It was an amazing (but hard!) week of work. We learned lots (like how to use dangerous power tools and assemble walls and properly put away air hoses so they don't have kinks in them).
|Our work site for the week.|
|I promise, I usually wore safety glasses. Just not|
when this picture was taken...
In the process we learned a lot about each other and had some great conversations about our lives, both within our team and with other members of the community. One day we had the opportunity to talk to a couple who live in the neighborhood we were working in, just a few houses away. It turns out that the husband works with another organization that helps families rebuild their homes, especially when they have dealt with contractor fraud. It was pretty chilly and rainy that morning (we were working outside all week) and they brought us hot chocolate and cookies. It was so nice of them! One day we were also invited to the new homeowners current (rather small) apartment for lunch, and we got to hear some of her story. It was really nice to even a small part of the impact we were able to have on her life and in the neighborhood.
We also learned about the city. On Sunday (the day after we arrived) we went on a bus tour. It was nice to see more of New Orleans, but it was very sobering as well. We drove through some neighborhoods that are full of empty lots where houses used to be, or "blighted" houses that can't be lived in and haven't been torn down or fixed. It was difficult to look at all of the marks still on houses listing who searched the house after the storm, when it was searched, any dangerous conditions found inside the house, and whether any bodies were found in that particular house. It was so sad to see those marks because that meant that house has been standing there abandoned for these past 8 years. We also looked at some of the new levies and learned about some of the factors (many caused by human actions) that caused the storm to be so destructive.
|This is a memorial showing the water level during|
the flood compared to the frame of a house.
Of course, we also got to have some fun while we were there. We got beignets and cafe au lait from Cafe Du Monde. We walked around and took silly pictures and saw some interesting people (including many palm readers and a woman who was using a flaming hula hoop). We spent some time by the river, and I marveled at the fact that the Mississippi river is all the way down there too. (I know that sounds silly, but I'm from Minneapolis, and the Mississippi runs right through our city. I've never seen it from anywhere else before.) We also went out to eat, watched a random dance group for a while while eating our beignets, and generally explored the French Quarter. I love going new places and experiencing new cultures (and eating their food!).
While I was at Cafe Du Monde (for the second time, actually) I also saw a group from my high school (in Minneapolis.) I had known they were going to be in New Orleans the same time as me, but I didn't think there was any way that we would see each other. I am glad to say that I was wrong! It was a fairly short encounter, but they were the first people I had seen from home in a while. It was wonderful to have even such a small taste of home while I was so far away. I have really been missing my friends and family lately, so it was a wonderful time to run into them.

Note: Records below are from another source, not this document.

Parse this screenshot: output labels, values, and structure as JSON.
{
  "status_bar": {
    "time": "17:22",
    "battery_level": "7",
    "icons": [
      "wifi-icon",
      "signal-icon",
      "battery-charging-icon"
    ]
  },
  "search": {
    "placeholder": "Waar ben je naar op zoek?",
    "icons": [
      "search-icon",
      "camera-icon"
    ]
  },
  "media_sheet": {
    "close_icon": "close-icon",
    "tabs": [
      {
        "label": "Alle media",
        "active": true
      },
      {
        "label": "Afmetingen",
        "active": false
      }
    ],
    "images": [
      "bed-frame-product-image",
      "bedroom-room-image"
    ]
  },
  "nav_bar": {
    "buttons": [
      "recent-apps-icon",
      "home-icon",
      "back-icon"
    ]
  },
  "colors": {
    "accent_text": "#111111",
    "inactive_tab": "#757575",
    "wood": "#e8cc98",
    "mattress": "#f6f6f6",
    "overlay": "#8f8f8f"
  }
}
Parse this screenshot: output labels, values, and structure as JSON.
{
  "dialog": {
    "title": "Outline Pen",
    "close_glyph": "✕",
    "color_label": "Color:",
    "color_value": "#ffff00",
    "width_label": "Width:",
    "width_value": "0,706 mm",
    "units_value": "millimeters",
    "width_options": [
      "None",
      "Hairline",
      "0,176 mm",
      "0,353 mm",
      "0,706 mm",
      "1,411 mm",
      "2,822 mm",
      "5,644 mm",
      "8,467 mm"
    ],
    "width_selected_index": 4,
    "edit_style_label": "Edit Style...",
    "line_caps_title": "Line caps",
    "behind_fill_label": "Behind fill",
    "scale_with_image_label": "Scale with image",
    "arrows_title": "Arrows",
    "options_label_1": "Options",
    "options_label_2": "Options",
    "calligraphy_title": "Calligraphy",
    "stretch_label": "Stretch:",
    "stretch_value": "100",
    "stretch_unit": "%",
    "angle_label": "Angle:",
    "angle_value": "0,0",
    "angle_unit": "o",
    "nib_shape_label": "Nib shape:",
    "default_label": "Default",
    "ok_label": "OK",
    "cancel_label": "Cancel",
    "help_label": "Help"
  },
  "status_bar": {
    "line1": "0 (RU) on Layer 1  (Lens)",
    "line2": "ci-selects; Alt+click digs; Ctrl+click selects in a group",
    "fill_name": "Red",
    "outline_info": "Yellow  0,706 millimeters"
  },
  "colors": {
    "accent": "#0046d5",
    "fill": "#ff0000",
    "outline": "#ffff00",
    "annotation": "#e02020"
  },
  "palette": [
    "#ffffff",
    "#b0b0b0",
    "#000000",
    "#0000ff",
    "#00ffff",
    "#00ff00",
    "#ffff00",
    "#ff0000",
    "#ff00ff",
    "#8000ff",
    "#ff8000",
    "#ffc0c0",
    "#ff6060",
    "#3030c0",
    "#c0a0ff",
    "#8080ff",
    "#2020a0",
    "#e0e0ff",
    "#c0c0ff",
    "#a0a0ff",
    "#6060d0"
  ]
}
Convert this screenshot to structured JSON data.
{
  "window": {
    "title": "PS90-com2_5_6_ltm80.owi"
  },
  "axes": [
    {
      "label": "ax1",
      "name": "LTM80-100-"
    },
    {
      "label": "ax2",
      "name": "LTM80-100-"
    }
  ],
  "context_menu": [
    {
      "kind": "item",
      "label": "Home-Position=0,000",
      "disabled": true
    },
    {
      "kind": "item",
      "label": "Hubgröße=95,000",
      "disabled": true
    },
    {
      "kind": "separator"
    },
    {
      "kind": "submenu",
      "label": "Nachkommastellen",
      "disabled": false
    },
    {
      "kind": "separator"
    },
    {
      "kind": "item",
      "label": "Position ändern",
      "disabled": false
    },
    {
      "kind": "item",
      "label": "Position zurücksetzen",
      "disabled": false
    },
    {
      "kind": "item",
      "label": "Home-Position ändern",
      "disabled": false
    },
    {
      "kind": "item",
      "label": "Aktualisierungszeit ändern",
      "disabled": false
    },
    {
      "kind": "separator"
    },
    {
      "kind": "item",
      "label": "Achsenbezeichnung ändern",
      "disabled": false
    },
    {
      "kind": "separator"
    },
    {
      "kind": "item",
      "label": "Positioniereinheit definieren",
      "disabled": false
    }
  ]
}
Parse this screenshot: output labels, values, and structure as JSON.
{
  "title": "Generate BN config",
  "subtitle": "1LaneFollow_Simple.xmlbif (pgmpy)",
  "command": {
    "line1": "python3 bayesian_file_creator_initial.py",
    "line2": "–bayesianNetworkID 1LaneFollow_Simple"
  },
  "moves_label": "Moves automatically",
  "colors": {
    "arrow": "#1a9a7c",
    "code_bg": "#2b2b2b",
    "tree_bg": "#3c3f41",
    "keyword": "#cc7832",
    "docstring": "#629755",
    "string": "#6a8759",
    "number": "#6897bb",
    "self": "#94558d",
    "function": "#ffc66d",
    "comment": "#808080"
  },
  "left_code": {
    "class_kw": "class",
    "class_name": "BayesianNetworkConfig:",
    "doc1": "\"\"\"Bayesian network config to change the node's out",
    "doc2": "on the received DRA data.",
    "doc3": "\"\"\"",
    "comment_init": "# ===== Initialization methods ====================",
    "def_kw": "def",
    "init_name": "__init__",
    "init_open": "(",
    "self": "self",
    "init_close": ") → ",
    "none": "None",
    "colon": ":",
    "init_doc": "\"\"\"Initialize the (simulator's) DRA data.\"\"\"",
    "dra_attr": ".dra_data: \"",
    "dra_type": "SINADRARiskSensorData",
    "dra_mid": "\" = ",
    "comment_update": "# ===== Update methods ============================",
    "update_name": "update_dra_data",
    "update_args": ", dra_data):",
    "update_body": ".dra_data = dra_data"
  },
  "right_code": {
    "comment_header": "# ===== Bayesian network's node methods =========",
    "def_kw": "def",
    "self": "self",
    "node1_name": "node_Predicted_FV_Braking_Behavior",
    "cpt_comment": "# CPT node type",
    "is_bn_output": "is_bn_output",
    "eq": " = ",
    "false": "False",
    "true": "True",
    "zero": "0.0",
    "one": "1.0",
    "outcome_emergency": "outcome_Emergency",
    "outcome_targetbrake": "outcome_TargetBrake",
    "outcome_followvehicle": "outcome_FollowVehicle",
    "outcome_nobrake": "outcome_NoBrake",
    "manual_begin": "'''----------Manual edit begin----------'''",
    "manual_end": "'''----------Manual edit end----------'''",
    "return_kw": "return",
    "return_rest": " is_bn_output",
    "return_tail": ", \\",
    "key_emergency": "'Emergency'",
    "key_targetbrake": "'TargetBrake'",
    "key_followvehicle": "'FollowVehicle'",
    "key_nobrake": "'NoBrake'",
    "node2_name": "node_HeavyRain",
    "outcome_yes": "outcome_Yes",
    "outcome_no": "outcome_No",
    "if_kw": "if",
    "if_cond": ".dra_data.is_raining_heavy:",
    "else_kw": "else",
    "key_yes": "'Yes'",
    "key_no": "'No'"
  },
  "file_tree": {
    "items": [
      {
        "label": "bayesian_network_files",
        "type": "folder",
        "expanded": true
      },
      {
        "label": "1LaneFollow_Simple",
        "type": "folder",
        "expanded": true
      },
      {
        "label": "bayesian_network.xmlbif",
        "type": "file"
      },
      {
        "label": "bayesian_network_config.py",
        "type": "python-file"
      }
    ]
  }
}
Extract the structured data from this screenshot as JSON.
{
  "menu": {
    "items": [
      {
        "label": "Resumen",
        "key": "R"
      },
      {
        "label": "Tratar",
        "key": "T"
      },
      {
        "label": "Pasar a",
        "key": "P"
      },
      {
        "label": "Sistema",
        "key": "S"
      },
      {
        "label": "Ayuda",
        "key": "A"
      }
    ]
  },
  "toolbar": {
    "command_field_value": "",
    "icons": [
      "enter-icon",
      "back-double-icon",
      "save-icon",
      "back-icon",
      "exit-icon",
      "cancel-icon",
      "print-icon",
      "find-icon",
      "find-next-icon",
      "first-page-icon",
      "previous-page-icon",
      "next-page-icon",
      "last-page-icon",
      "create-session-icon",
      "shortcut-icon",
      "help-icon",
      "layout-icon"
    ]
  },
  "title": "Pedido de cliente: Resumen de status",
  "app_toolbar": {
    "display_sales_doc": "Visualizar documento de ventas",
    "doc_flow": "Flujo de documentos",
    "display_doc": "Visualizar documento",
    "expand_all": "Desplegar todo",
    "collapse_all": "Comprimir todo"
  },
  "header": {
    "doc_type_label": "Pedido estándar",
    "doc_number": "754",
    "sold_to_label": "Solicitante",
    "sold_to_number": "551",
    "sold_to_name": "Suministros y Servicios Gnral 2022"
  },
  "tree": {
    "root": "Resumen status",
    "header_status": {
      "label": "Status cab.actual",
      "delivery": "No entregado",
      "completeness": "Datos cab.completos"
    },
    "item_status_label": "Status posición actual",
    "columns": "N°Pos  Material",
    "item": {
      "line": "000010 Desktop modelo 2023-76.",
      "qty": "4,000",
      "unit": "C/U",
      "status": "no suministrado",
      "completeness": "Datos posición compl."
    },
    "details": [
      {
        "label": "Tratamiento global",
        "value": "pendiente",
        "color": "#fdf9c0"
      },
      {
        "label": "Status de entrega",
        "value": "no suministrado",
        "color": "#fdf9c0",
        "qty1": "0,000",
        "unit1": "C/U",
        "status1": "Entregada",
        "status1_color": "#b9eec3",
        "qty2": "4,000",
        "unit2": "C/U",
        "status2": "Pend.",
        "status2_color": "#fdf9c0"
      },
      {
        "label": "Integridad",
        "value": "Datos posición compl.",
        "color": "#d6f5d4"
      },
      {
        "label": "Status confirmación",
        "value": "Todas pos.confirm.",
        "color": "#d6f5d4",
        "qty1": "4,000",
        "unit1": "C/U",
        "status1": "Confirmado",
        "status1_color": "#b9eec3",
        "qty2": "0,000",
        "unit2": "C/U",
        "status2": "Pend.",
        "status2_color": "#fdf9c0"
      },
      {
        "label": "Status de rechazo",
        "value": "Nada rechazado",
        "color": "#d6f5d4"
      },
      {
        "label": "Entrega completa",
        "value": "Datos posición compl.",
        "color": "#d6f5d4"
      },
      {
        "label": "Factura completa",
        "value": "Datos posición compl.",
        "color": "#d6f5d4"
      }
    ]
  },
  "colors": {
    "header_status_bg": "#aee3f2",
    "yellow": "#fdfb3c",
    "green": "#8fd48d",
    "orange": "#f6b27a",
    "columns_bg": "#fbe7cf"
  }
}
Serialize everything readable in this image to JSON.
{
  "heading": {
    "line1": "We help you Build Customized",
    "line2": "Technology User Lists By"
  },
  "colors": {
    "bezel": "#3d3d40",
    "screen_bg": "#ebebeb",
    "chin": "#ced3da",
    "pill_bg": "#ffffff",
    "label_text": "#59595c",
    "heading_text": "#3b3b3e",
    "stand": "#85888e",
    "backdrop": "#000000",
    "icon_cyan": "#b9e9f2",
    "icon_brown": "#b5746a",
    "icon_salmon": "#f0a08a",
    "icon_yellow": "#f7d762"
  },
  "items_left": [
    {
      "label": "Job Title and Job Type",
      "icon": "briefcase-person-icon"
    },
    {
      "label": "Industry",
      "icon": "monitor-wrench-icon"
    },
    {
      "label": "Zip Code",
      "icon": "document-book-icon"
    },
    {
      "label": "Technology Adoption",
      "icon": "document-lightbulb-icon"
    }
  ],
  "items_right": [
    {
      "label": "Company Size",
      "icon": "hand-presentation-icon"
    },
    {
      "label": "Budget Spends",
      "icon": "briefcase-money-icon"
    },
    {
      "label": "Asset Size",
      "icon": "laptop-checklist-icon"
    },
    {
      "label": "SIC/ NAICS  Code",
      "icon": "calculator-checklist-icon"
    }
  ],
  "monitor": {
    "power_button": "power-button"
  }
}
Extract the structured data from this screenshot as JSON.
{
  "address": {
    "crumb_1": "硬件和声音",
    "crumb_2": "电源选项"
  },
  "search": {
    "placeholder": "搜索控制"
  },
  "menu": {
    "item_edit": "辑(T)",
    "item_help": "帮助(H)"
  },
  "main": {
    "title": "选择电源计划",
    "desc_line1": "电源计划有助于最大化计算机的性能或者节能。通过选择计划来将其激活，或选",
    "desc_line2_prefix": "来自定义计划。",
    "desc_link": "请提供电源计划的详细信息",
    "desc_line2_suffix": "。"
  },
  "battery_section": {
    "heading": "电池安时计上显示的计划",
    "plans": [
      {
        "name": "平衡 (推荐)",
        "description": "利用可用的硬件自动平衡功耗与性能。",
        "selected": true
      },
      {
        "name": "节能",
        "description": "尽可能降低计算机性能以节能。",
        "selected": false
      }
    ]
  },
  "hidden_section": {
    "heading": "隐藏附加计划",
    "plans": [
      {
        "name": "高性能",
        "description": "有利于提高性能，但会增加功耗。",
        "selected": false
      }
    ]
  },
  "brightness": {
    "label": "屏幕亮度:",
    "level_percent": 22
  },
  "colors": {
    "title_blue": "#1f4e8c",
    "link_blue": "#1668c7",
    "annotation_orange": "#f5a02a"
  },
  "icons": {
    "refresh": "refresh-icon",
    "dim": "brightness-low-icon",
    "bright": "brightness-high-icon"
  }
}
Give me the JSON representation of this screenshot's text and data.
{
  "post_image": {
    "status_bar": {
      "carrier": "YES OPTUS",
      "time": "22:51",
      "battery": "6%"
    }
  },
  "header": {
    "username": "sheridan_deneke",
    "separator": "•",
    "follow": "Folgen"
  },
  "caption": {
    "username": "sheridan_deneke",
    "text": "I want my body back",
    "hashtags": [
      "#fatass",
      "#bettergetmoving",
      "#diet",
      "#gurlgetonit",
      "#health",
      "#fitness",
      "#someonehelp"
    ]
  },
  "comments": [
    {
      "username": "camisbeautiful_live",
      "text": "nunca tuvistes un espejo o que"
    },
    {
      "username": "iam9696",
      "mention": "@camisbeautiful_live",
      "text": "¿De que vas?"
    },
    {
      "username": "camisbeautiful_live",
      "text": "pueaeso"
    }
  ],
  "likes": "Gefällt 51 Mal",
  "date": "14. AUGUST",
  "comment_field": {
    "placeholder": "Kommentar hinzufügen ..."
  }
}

I made lots of new friends on this trip. 19 students from Wellesley went, only 4 or 5 of which I knew before. It amazed me how well we got to know each other after only a week! There is something magical about the combination of travelling, volunteering/working, having adventures, and living in not so wonderful accommodations that cements friendships faster than anything else I have experienced. That is something that we can all take back to campus with us. The trip itself may be over, but many of the things we learned and the friendships we made will last for much longer. That has always been one of my favorite parts about trips like this.
I really wish I was able to tell you all every detail (but I also know that none of you would read a blog post that long!). I feel very fortunate to have had the opportunity to travel and have all of these adventures, but even more importantly to devote a week of my time to serving others. It makes me wonder why I devote so little time to serving the community where I am right now. I think experiences like this can be a good reminder to not only serve those far away, but to recognize the needs in our own backyards and do what we can to help. We are all so fortunate to have all of the things that we do, and there is always somebody somewhere, whether in Louisiana or in the room down the hall, that could use our help.